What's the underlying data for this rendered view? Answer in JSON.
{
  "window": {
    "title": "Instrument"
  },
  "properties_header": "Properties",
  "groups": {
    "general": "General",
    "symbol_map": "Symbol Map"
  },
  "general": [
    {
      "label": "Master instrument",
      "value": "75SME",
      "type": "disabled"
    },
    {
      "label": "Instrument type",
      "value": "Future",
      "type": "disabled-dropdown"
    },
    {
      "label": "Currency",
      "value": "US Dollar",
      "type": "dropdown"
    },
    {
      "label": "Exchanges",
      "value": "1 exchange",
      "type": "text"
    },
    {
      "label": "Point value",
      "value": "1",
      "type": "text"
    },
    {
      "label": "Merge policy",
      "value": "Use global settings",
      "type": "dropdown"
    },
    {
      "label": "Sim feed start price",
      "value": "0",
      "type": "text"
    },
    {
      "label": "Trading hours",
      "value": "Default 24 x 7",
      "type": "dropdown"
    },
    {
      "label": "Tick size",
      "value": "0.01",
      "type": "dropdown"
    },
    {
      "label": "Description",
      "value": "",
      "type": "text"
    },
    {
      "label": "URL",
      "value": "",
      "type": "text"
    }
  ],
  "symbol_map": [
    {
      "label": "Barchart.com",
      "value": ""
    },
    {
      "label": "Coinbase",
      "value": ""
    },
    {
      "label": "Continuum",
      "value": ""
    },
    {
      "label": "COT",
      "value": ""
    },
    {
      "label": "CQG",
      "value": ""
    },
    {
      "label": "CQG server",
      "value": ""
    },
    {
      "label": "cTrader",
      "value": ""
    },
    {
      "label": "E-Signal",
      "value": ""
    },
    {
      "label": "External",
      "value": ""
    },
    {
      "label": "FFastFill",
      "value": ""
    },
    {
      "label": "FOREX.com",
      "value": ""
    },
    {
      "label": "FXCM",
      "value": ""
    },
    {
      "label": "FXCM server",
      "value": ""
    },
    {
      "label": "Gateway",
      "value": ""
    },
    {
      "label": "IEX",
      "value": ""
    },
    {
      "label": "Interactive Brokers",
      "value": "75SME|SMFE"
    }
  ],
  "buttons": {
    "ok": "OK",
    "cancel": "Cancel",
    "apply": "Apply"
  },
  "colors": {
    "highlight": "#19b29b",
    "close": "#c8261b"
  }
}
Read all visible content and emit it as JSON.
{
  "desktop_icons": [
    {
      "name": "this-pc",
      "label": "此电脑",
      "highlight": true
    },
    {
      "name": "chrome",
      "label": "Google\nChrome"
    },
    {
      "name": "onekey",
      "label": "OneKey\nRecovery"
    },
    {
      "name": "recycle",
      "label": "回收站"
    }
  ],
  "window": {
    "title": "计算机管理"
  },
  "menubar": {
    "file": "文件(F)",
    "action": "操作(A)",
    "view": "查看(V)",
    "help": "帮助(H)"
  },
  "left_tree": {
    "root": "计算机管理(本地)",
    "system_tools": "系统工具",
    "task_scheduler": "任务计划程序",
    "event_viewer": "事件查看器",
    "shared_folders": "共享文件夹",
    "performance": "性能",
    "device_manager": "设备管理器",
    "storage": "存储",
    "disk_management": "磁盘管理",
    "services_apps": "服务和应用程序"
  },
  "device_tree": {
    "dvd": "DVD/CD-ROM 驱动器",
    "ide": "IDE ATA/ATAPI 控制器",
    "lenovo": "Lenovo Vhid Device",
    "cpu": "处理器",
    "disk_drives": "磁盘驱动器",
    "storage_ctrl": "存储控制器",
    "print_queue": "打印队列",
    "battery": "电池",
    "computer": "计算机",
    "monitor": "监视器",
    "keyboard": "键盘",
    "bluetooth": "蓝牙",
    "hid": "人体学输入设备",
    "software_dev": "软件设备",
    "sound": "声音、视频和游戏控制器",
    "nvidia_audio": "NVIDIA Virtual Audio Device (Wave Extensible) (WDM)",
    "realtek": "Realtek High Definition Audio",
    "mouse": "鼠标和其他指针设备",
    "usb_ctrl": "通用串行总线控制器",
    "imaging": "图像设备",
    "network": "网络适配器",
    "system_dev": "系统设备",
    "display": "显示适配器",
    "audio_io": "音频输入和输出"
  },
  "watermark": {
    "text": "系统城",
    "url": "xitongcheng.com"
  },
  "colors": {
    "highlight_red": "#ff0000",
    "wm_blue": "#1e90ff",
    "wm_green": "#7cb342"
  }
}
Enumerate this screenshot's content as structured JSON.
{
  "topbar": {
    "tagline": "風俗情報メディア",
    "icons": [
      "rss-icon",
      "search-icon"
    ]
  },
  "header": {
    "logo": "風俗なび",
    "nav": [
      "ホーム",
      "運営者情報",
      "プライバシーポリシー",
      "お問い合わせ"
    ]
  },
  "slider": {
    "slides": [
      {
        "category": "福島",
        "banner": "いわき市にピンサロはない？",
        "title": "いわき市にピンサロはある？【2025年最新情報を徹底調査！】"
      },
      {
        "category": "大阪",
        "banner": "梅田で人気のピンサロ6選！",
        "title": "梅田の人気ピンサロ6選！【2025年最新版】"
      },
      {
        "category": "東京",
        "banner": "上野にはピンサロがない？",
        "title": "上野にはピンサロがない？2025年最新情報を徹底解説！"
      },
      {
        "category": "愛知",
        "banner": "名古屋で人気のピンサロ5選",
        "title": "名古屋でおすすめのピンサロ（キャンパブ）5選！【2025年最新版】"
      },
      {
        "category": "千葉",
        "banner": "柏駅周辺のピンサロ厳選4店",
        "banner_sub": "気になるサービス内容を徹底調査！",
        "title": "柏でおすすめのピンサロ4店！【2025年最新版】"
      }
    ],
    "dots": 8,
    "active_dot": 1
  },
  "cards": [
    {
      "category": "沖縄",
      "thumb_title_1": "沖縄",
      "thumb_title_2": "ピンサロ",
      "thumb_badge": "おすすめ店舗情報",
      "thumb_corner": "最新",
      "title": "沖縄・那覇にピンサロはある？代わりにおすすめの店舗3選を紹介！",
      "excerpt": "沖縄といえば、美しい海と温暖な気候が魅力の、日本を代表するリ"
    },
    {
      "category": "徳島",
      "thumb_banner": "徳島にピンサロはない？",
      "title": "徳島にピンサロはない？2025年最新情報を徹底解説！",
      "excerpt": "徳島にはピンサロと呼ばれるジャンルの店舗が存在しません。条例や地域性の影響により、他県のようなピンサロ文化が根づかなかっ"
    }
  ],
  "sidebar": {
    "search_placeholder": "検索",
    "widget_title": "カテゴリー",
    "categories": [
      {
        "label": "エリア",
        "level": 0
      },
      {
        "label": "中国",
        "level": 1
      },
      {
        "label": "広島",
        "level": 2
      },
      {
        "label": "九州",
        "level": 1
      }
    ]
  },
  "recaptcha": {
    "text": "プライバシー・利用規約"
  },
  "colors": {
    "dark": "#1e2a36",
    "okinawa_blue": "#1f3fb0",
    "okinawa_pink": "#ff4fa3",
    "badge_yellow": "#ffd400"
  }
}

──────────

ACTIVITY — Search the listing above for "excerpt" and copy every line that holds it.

RESPONSE BELOW —
      "excerpt": "沖縄といえば、美しい海と温暖な気候が魅力の、日本を代表するリ"
      "excerpt": "徳島にはピンサロと呼ばれるジャンルの店舗が存在しません。条例や地域性の影響により、他県のようなピンサロ文化が根づかなかっ"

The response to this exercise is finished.